Directions: When a line of the entries below contains "Sbeam", it counts once; state how many such lines there are and nothing else.

Extracted data entries
--------------------------------

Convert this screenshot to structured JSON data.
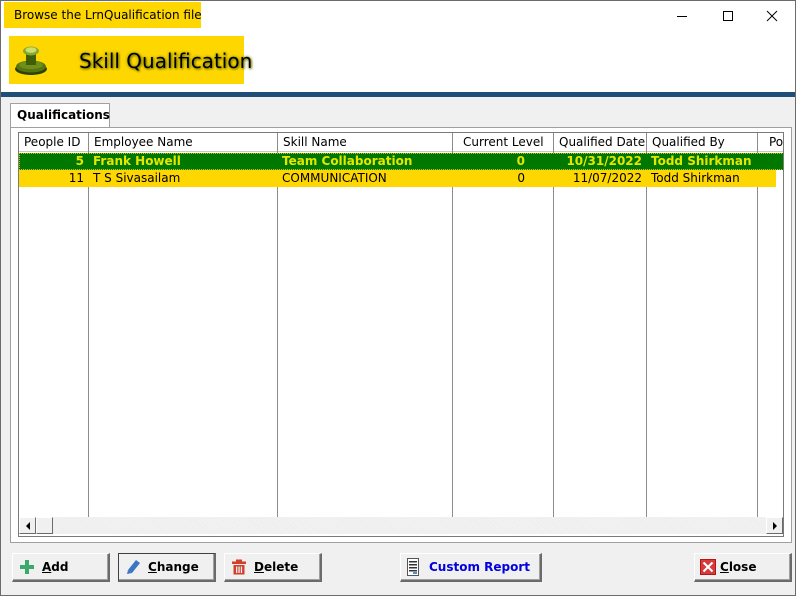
{
  "window": {
    "title": "Browse the LrnQualification file",
    "controls": [
      "minimize",
      "maximize",
      "close"
    ]
  },
  "header": {
    "title": "Skill Qualification",
    "icon": "rubber-stamp-icon"
  },
  "tabs": [
    {
      "label": "Qualifications",
      "active": true
    }
  ],
  "grid": {
    "columns": [
      {
        "label": "People ID",
        "align": "right"
      },
      {
        "label": "Employee Name",
        "align": "left"
      },
      {
        "label": "Skill Name",
        "align": "left"
      },
      {
        "label": "Current Level",
        "align": "right"
      },
      {
        "label": "Qualified Date",
        "align": "right"
      },
      {
        "label": "Qualified By",
        "align": "left"
      },
      {
        "label": "Po",
        "align": "left"
      }
    ],
    "rows": [
      {
        "people_id": "5",
        "employee_name": "Frank Howell",
        "skill_name": "Team Collaboration",
        "current_level": "0",
        "qualified_date": "10/31/2022",
        "qualified_by": "Todd Shirkman",
        "po": "",
        "selected": true
      },
      {
        "people_id": "11",
        "employee_name": "T S Sivasailam",
        "skill_name": "COMMUNICATION",
        "current_level": "0",
        "qualified_date": "11/07/2022",
        "qualified_by": "Todd Shirkman",
        "po": "",
        "selected": false
      }
    ],
    "colors": {
      "selected_bg": "#007800",
      "selected_fg": "#e6e600",
      "row_bg": "#ffd700"
    }
  },
  "buttons": {
    "add": {
      "hotkey": "A",
      "rest": "dd",
      "icon": "plus-icon"
    },
    "change": {
      "hotkey": "C",
      "rest": "hange",
      "icon": "pencil-icon"
    },
    "delete": {
      "hotkey": "D",
      "rest": "elete",
      "icon": "trash-icon"
    },
    "custom_report": {
      "label": "Custom Report",
      "icon": "report-document-icon"
    },
    "close": {
      "hotkey": "C",
      "rest": "lose",
      "icon": "close-x-icon"
    }
  },
  "theme": {
    "accent_yellow": "#ffd700",
    "rule_blue": "#1f4e79"
  }
}
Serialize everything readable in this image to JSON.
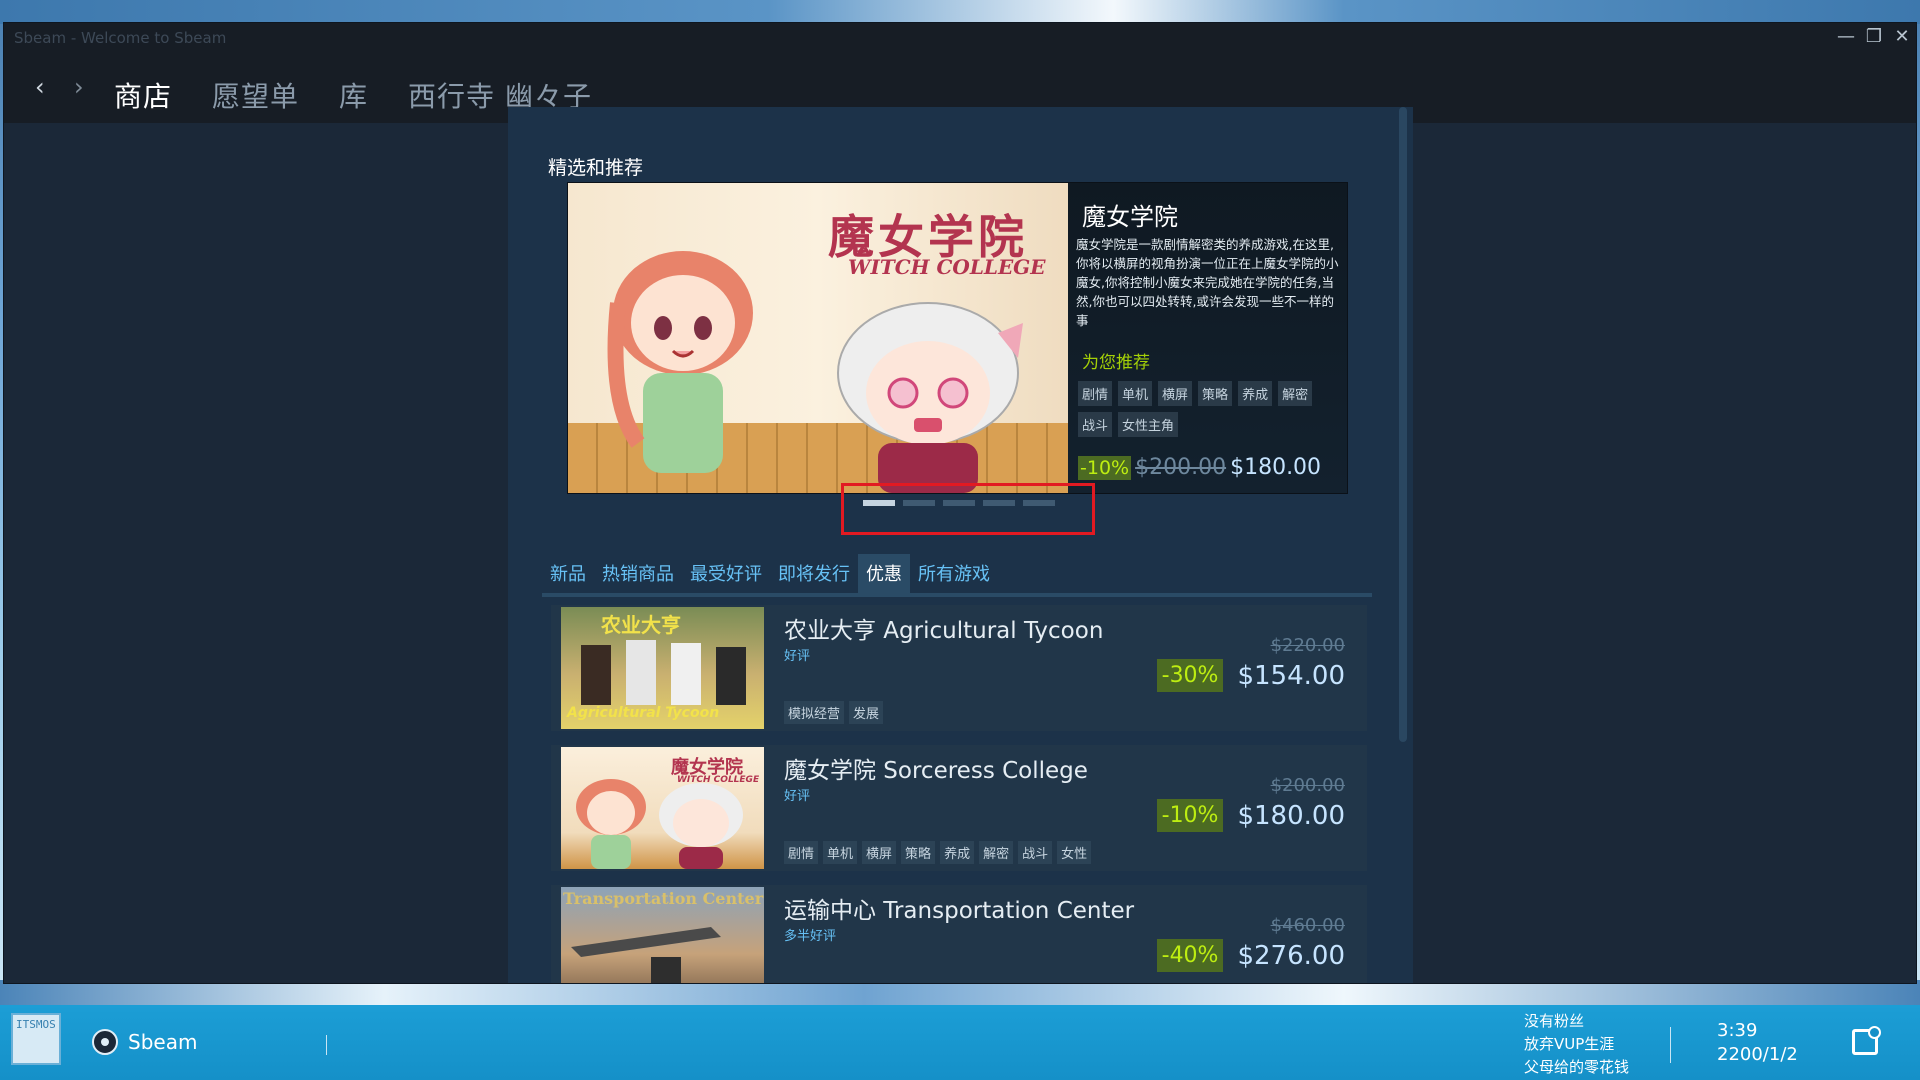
{
  "window": {
    "title": "Sbeam - Welcome to Sbeam",
    "controls": [
      "—",
      "❐",
      "✕"
    ]
  },
  "nav": {
    "back_icon": "‹",
    "forward_icon": "›",
    "links": [
      "商店",
      "愿望单",
      "库",
      "西行寺 幽々子"
    ]
  },
  "featured": {
    "section_title": "精选和推荐",
    "image_logo": "魔女学院",
    "image_logo_sub": "WITCH COLLEGE",
    "game_title": "魔女学院",
    "description": "魔女学院是一款剧情解密类的养成游戏,在这里,你将以横屏的视角扮演一位正在上魔女学院的小魔女,你将控制小魔女来完成她在学院的任务,当然,你也可以四处转转,或许会发现一些不一样的事",
    "reason": "为您推荐",
    "tags": [
      "剧情",
      "单机",
      "横屏",
      "策略",
      "养成",
      "解密",
      "战斗",
      "女性主角"
    ],
    "discount": "-10%",
    "original_price": "$200.00",
    "final_price": "$180.00",
    "carousel_pages": 5,
    "carousel_active": 0
  },
  "tabs": [
    "新品",
    "热销商品",
    "最受好评",
    "即将发行",
    "优惠",
    "所有游戏"
  ],
  "active_tab": "优惠",
  "games": [
    {
      "title": "农业大亨 Agricultural Tycoon",
      "review": "好评",
      "tags": [
        "模拟经营",
        "发展"
      ],
      "image_text": "农业大亨",
      "image_sub": "Agricultural Tycoon",
      "discount": "-30%",
      "original_price": "$220.00",
      "final_price": "$154.00"
    },
    {
      "title": "魔女学院 Sorceress College",
      "review": "好评",
      "tags": [
        "剧情",
        "单机",
        "横屏",
        "策略",
        "养成",
        "解密",
        "战斗",
        "女性"
      ],
      "image_text": "魔女学院",
      "image_sub": "WITCH COLLEGE",
      "discount": "-10%",
      "original_price": "$200.00",
      "final_price": "$180.00"
    },
    {
      "title": "运输中心 Transportation Center",
      "review": "多半好评",
      "tags": [],
      "image_text": "Transportation Center",
      "image_sub": "",
      "discount": "-40%",
      "original_price": "$460.00",
      "final_price": "$276.00"
    }
  ],
  "taskbar": {
    "os_logo": "ITSMOS",
    "app_label": "Sbeam",
    "notification_lines": [
      "没有粉丝",
      "放弃VUP生涯",
      "父母给的零花钱"
    ],
    "time": "3:39",
    "date": "2200/1/2"
  },
  "colors": {
    "window_bg": "#1b2838",
    "store_bg": "#1c3249",
    "accent_link": "#67c1f5",
    "discount_bg": "#4c6b22",
    "discount_text": "#beee11",
    "highlight_box": "#e21a22",
    "taskbar": "#1590c8"
  }
}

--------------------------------

Written solution: 2